Read the records that follow and state how many lines hold "icon", adding nothing else.

═══ DATASET ENTRIES

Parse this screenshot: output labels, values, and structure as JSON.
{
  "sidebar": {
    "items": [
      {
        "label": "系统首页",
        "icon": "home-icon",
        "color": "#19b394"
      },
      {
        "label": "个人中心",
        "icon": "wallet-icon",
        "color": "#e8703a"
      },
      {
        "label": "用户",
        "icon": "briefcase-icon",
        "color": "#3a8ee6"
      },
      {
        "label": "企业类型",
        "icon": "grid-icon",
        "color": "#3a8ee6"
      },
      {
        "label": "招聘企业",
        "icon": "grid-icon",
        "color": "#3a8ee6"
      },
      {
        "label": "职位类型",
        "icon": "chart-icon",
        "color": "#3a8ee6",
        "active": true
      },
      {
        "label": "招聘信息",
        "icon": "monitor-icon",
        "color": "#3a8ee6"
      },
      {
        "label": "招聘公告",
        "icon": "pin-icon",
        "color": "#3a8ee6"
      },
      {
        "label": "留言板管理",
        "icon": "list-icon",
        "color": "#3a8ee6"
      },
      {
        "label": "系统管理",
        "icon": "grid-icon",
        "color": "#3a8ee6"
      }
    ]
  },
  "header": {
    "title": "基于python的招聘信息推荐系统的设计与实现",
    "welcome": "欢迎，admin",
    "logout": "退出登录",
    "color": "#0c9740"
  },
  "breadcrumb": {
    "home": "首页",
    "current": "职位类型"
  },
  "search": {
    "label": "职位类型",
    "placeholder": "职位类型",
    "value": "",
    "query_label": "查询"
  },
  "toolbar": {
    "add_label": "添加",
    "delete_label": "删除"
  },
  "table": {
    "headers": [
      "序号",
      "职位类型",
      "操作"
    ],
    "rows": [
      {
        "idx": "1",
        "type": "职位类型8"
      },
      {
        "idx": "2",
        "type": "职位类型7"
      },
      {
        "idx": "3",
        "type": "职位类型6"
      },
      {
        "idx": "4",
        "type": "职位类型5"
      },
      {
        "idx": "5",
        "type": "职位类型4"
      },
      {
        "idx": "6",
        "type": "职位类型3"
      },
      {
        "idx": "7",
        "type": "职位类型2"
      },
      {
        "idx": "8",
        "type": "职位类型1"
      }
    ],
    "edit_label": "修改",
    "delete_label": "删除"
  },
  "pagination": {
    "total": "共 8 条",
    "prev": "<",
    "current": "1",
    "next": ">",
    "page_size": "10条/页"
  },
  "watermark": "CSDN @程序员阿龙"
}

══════

** EXERCISE SOLUTION **
10